In 2006, ventricular tachycardia (VT) and ventricular fibrillation (VF) remain a leading cause of mortality worldwide. Judging from data acquired in the US and Europe, VT/VF claims two to three lives per 100,000 individuals each year. The incidence of arrhythmic death has not declined in tandem with advances in the management of acute coronary syndromes, heart failure and cardiovascular disease in general. Primary prevention of sudden death is desirable. It requires accurate identification of patients at risk and effective therapies that prevent or terminate VT/VF.

A step forward in care was achieved when results of the Multicenter Unsustained Tachycardia Trial, the Multicenter Automatic Defibrillator Implantation Trials, and the Sudden Cardiac Death in Heart Failure Trial demonstrated a favorable impact of implantable cardioverter-defibrillator (ICD) therapy on mortality and arrhythmic death in patients with severely reduced ventricular function due to ischemic or nonischemic cardiomyopathy. The science of primary prevention, however, took a step backwards because reduced left ventricular ejection fraction was inadvertently established as the optimum surrogate of vulnerability to VT/VF and, thereby, the need for ICD therapy. Prescription of ICDs for primary prevention is currently restricted to patients in this single-risk-factor group. Many individuals with low ejection fractions do not die suddenly. Moreover, the majority of actual arrhythmic deaths do not occur in this subset.

The reliance on ejection fraction also detracts from decades of work focused on developing noninvasive approaches to better detect the electrophysiologic abnormalities that initiate and maintain VT/VF in patients with structural heart disease. Death of myocardial cells from ischemia, toxic or infectious agents, or pressure or volume overload leads to scar formation, alterations in ventricular geometry, and electrical and anatomic remodeling. The electrophysiologic alterations induced in response to these conditions might occur transiently or develop during the course of healing from injury and persist. They initiate and maintain VT/VF by re-entry, abnormal automaticity, or both. Features that allow detection of the presence of factors known to trigger VT/VF or abnormalities in ventricular conduction and repolarization that are critical to re-entry include the following: long QRS duration on the electrocardiogram or late potentials on the signal-averaged electro-cardiogram, indicating slowed conduction; heterogeneities in repolarization shown by QT interval dispersion on electrocardiogram, or on T-wave alternans; imbalance in autonomic tone, indicated by heart rate variability, heart rate turbulence and baroreceptor sensitivity; transient ischemia on stress testing; and ventricular ectopy on Holter monitoring.

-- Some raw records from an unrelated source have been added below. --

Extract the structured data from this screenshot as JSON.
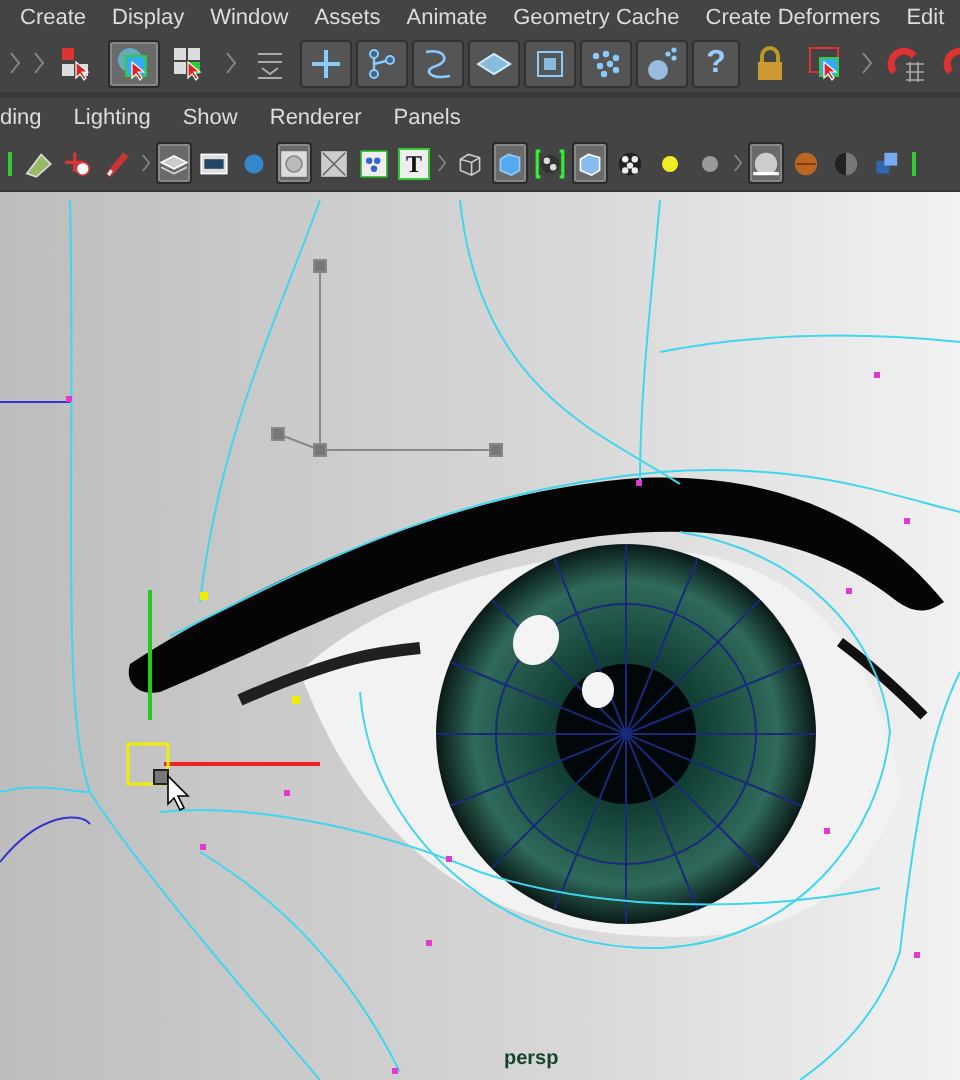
{
  "menu_bar": [
    "Create",
    "Display",
    "Window",
    "Assets",
    "Animate",
    "Geometry Cache",
    "Create Deformers",
    "Edit"
  ],
  "shelf": [
    {
      "kind": "handle",
      "selected": false
    },
    {
      "kind": "handle",
      "selected": false
    },
    {
      "kind": "hierarchy",
      "selected": false
    },
    {
      "kind": "object",
      "selected": true
    },
    {
      "kind": "component",
      "selected": false
    },
    {
      "kind": "handle",
      "selected": false
    },
    {
      "kind": "stack",
      "selected": false
    },
    {
      "kind": "snap_grid",
      "selected": false
    },
    {
      "kind": "snap_curve",
      "selected": false
    },
    {
      "kind": "snap_spline",
      "selected": false
    },
    {
      "kind": "snap_plane",
      "selected": false
    },
    {
      "kind": "snap_box",
      "selected": false
    },
    {
      "kind": "snap_points",
      "selected": false
    },
    {
      "kind": "sphere_dots",
      "selected": false
    },
    {
      "kind": "help",
      "selected": false,
      "label": "?"
    },
    {
      "kind": "lock",
      "selected": false
    },
    {
      "kind": "select_box",
      "selected": false
    },
    {
      "kind": "handle",
      "selected": false
    },
    {
      "kind": "magnet_grid",
      "selected": false
    },
    {
      "kind": "magnet_curve",
      "selected": false
    }
  ],
  "panel_menu": [
    "ding",
    "Lighting",
    "Show",
    "Renderer",
    "Panels"
  ],
  "panel_toolbar": [
    {
      "kind": "edge",
      "selected": false
    },
    {
      "kind": "camera",
      "selected": false
    },
    {
      "kind": "move_camera",
      "selected": false
    },
    {
      "kind": "pencil",
      "selected": false
    },
    {
      "kind": "handle",
      "selected": false
    },
    {
      "kind": "grid",
      "selected": true
    },
    {
      "kind": "film",
      "selected": false
    },
    {
      "kind": "ball",
      "selected": false
    },
    {
      "kind": "circle",
      "selected": true
    },
    {
      "kind": "xray",
      "selected": false
    },
    {
      "kind": "dots",
      "selected": false
    },
    {
      "kind": "text",
      "selected": false,
      "label": "T"
    },
    {
      "kind": "handle",
      "selected": false
    },
    {
      "kind": "wire_cube",
      "selected": false
    },
    {
      "kind": "cube",
      "selected": true
    },
    {
      "kind": "bracket_checker",
      "selected": false
    },
    {
      "kind": "outline_cube",
      "selected": true
    },
    {
      "kind": "checker",
      "selected": false
    },
    {
      "kind": "light",
      "selected": false
    },
    {
      "kind": "gray_light",
      "selected": false
    },
    {
      "kind": "handle",
      "selected": false
    },
    {
      "kind": "lit_sphere",
      "selected": true
    },
    {
      "kind": "orange_ball",
      "selected": false
    },
    {
      "kind": "half_ball",
      "selected": false
    },
    {
      "kind": "cubes",
      "selected": false
    },
    {
      "kind": "edge",
      "selected": false
    }
  ],
  "viewport": {
    "camera_label": "persp"
  }
}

Improving our ability to implant reliable ICDs in the right patient is a worthy goal for 2006.

While some methods have not lived up to initial expectations, T-wave alternans, signal-averaged electrocardiography, and heart rate turbulence have been shown convincingly to predict which patients will suffer VT/VF. Either, therefore, a risk stratification index should be developed that encompasses several proarrhythmic factors, or none of the current techniques should be viewed as able to completely detect the fingerprint of the relevant electrical abnormalities. Both conclusions are supported.

Consequences of the current state of affairs are that more ICDs are implanted in patients with low ejection fractions than are needed, and not enough primary preventive measures are offered to high-risk patients with less-impaired ventricular function. We should take advantage of this climate to, at worst, test the performance of the most promising risk-stratification approaches, alone or in combination, to assess whether they permit identification of patients with low ejection fraction who will not benefit from an ICD, and, at best, develop novel techniques to detect vulnerability to VT/VF in other patient groups. Improving our ability to implant reliable ICDs in the right patient is a worthy goal for 2006.